Available data >>
....................

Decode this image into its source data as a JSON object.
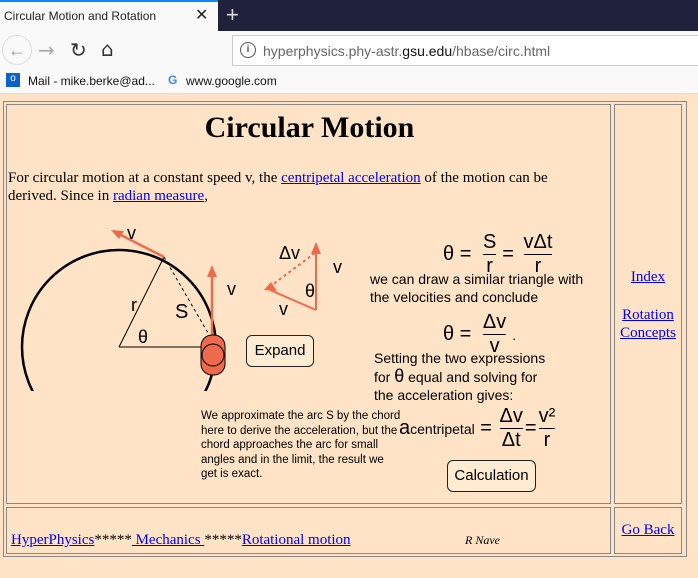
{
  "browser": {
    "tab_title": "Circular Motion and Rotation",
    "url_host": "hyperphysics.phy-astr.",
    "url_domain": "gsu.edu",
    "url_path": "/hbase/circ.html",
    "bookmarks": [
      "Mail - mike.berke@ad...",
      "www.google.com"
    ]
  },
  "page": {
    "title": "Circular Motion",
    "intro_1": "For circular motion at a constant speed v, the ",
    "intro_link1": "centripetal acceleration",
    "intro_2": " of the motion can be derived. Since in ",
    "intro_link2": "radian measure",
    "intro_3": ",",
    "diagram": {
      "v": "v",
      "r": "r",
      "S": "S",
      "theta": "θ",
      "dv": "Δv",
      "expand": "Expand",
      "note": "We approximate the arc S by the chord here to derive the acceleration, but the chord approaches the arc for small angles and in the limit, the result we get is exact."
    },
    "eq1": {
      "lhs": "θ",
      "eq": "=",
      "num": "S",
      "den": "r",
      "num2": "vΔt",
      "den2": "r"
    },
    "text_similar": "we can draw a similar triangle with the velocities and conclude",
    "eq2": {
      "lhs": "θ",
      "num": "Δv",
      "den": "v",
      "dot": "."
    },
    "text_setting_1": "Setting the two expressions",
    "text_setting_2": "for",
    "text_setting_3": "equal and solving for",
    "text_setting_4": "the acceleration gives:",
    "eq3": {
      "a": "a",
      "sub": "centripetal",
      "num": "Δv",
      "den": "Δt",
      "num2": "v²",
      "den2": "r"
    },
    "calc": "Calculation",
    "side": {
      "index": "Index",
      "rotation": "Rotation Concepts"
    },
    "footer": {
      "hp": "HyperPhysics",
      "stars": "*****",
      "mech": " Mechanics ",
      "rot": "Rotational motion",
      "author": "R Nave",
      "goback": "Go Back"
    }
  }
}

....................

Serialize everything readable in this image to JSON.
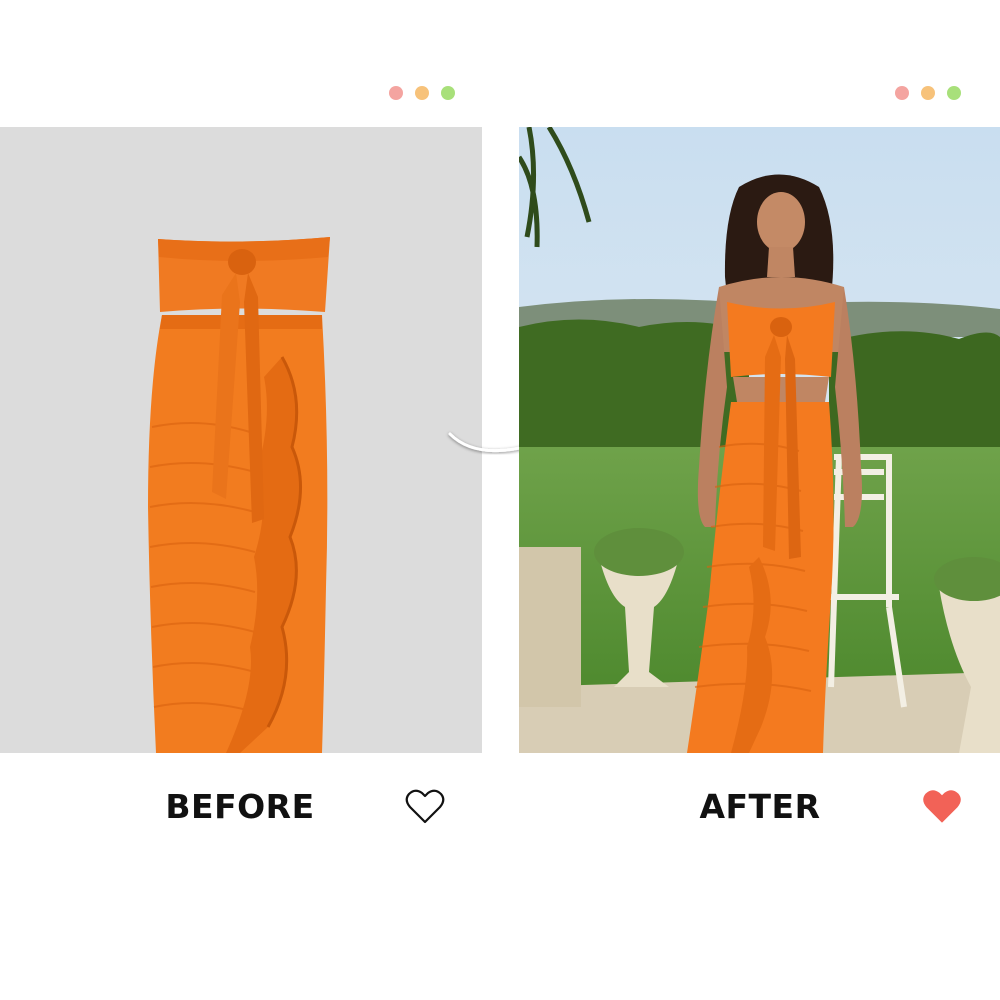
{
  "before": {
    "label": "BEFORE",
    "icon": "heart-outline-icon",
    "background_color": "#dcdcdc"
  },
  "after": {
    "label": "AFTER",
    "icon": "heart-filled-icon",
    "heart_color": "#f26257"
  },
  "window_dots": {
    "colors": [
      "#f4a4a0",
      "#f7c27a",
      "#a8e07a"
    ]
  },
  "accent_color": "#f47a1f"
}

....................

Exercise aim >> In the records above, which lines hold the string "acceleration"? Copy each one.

Task output >>
    "intro_link1": "centripetal acceleration",
      "note": "We approximate the arc S by the chord here to derive the acceleration, but the chord approaches the arc for small angles and in the limit, the result we get is exact."
    "text_setting_4": "the acceleration gives:",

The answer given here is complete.